It is reported by the NSPCC that more than 31,000 people contact them each year to report worries about children living in households with drug or alcohol problems, children seen wearing dirty clothes or appearing to have suffered injuries or abuse.
We would always urge the public to report information to us online if they notice something concerning. Simply by speaking out, you may save a child’s life.
Neglect can often be spotted in a child’s demeanour and appearance, from untreated coughs and skin infections, to poor hygiene and fatigue, or constant hunger.

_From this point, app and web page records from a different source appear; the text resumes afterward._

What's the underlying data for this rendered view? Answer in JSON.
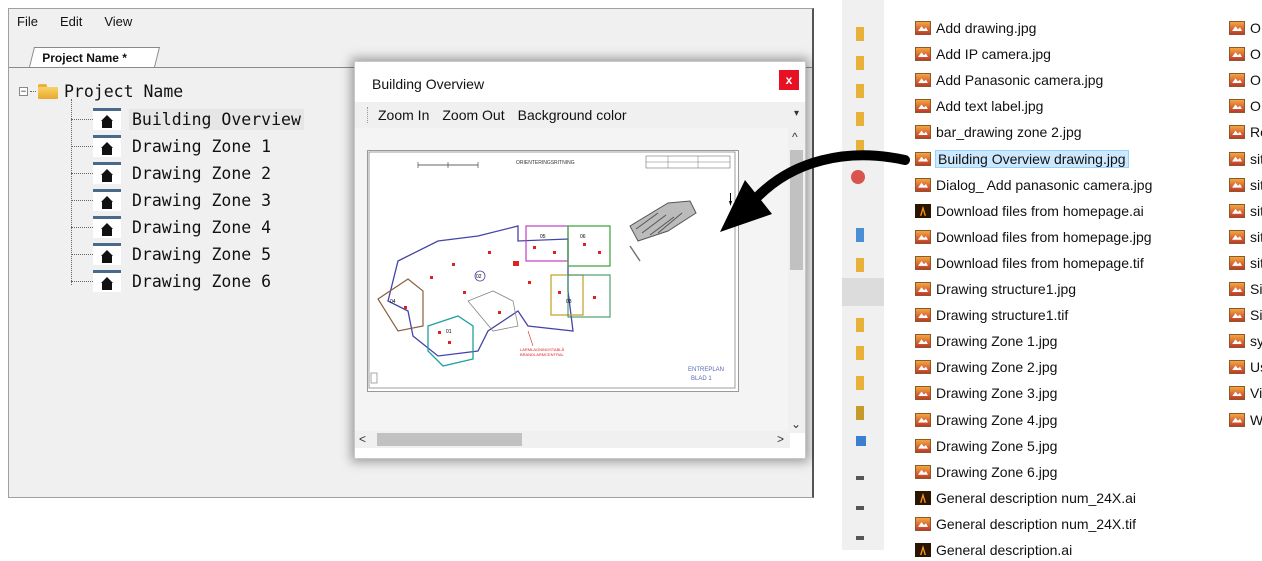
{
  "menu": {
    "file": "File",
    "edit": "Edit",
    "view": "View"
  },
  "tab": {
    "label": "Project Name *"
  },
  "tree": {
    "root": "Project Name",
    "children": [
      "Building Overview",
      "Drawing Zone 1",
      "Drawing Zone 2",
      "Drawing Zone 3",
      "Drawing Zone 4",
      "Drawing Zone 5",
      "Drawing Zone 6"
    ]
  },
  "dialog": {
    "title": "Building Overview",
    "close": "x",
    "toolbar": {
      "zoom_in": "Zoom In",
      "zoom_out": "Zoom Out",
      "background": "Background color"
    },
    "drawing": {
      "header": "ORIENTERINGSRITNING",
      "footer1": "ENTREPLAN",
      "footer2": "BLAD 1",
      "red_note1": "LARMLAGNINGSTABLÅ",
      "red_note2": "BRANDLARMCENTRAL"
    }
  },
  "files": [
    {
      "name": "Add drawing.jpg",
      "type": "jpg"
    },
    {
      "name": "Add IP camera.jpg",
      "type": "jpg"
    },
    {
      "name": "Add Panasonic camera.jpg",
      "type": "jpg"
    },
    {
      "name": "Add text label.jpg",
      "type": "jpg"
    },
    {
      "name": "bar_drawing zone 2.jpg",
      "type": "jpg"
    },
    {
      "name": "Building Overview drawing.jpg",
      "type": "jpg",
      "selected": true
    },
    {
      "name": "Dialog_ Add panasonic camera.jpg",
      "type": "jpg"
    },
    {
      "name": "Download files from homepage.ai",
      "type": "ai"
    },
    {
      "name": "Download files from homepage.jpg",
      "type": "jpg"
    },
    {
      "name": "Download files from homepage.tif",
      "type": "jpg"
    },
    {
      "name": "Drawing structure1.jpg",
      "type": "jpg"
    },
    {
      "name": "Drawing structure1.tif",
      "type": "jpg"
    },
    {
      "name": "Drawing Zone 1.jpg",
      "type": "jpg"
    },
    {
      "name": "Drawing Zone 2.jpg",
      "type": "jpg"
    },
    {
      "name": "Drawing Zone 3.jpg",
      "type": "jpg"
    },
    {
      "name": "Drawing Zone 4.jpg",
      "type": "jpg"
    },
    {
      "name": "Drawing Zone 5.jpg",
      "type": "jpg"
    },
    {
      "name": "Drawing Zone 6.jpg",
      "type": "jpg"
    },
    {
      "name": "General description num_24X.ai",
      "type": "ai"
    },
    {
      "name": "General description num_24X.tif",
      "type": "jpg"
    },
    {
      "name": "General description.ai",
      "type": "ai"
    }
  ],
  "files_col2": [
    "O",
    "O",
    "O",
    "O",
    "Re",
    "sit",
    "sit",
    "sit",
    "sit",
    "sit",
    "Si",
    "Si",
    "sy",
    "Us",
    "Vi",
    "W"
  ],
  "colors": {
    "selection": "#cce8ff",
    "close_button": "#e81123",
    "folder": "#e8b23a"
  }
}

But, it’s important to note that many of these can also be due to families struggling with low income.
It’s quite normal for kids to occasionally get hurt in the course of play and exercise, but signs of physical abuse are usually quite distinct from everyday injuries such as scraped elbows, or knees, and often go hand in hand with other behaviours.

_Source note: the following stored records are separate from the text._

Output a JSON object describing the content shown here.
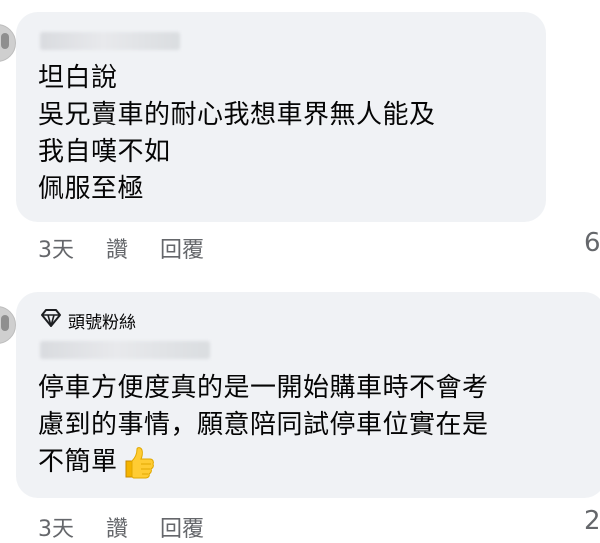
{
  "comments": [
    {
      "text_lines": [
        "坦白說",
        "吳兄賣車的耐心我想車界無人能及",
        "我自嘆不如",
        "佩服至極"
      ],
      "time": "3天",
      "like_label": "讚",
      "reply_label": "回覆",
      "reaction_count": "6"
    },
    {
      "badge_label": "頭號粉絲",
      "badge_icon": "diamond-icon",
      "text_lines": [
        "停車方便度真的是一開始購車時不會考",
        "慮到的事情，願意陪同試停車位實在是",
        "不簡單"
      ],
      "emoji": "thumbs-up-emoji",
      "time": "3天",
      "like_label": "讚",
      "reply_label": "回覆",
      "reaction_count": "2"
    }
  ],
  "colors": {
    "bubble_bg": "#f0f2f5",
    "meta_text": "#65676b",
    "text": "#050505"
  }
}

Child sexual abuse can result in a range of problems that can become very severe, from age-inappropriate behaviour, medical problems, through to depression and even self-harm.
Some common signs that may indicate a child is suffering abuse or neglect include:
Aggressive or repeated shouting
Hearing hitting or things being broken
Children crying for long periods of time
Very young children left alone or are outdoors by themselves
Children looking dirty or not changing their clothes
Children being withdrawn or anxious.
According to the Royal Society for the Prevention of Accidents (RoSPA), more than 28,000 children each year in the UK are treated for accidental ingestion of items such as medicines, household products and cosmetics, and suspected poisoning is one of the most common reasons for young children to be taken to A&E departments.
Examples of the most common substances causing accidental poisonings seen at hospital include medications such as over the counter pain relief, or prescription medications, but there have also been incidents involving laundry capsules, plug-in air fresheners, reed diffusers and cleaning products such as bleach.
Keep medicines and chemicals out of sight and reach of children, preferably in a locked cupboard
Wherever possible, buy products in child resistant containers
Always store chemicals in their original containers
Dispose of unwanted medicines and chemicals safely
Avoid plants with poisonous leaves or berries, or those that can irritate the skin.
If you think a child has swallowed a harmful substance, please seek immediate medical assistance, and call 999.
What to do?
If you suspect a child is being neglected or abused, there is help at hand.
You can visit the NSPCC website for advice and guidance. It can be reached 24 hours a day by emailing [email protected],uk, or its team of experts can be reached on 0808 800 5000 from Monday to Friday between 8am to 10pm or at the weekends between 9am and 6pm.
ChildLine also has information on its website for any child or young person needing help and support. You can call 0800 1111, email, or chat online with a councillor.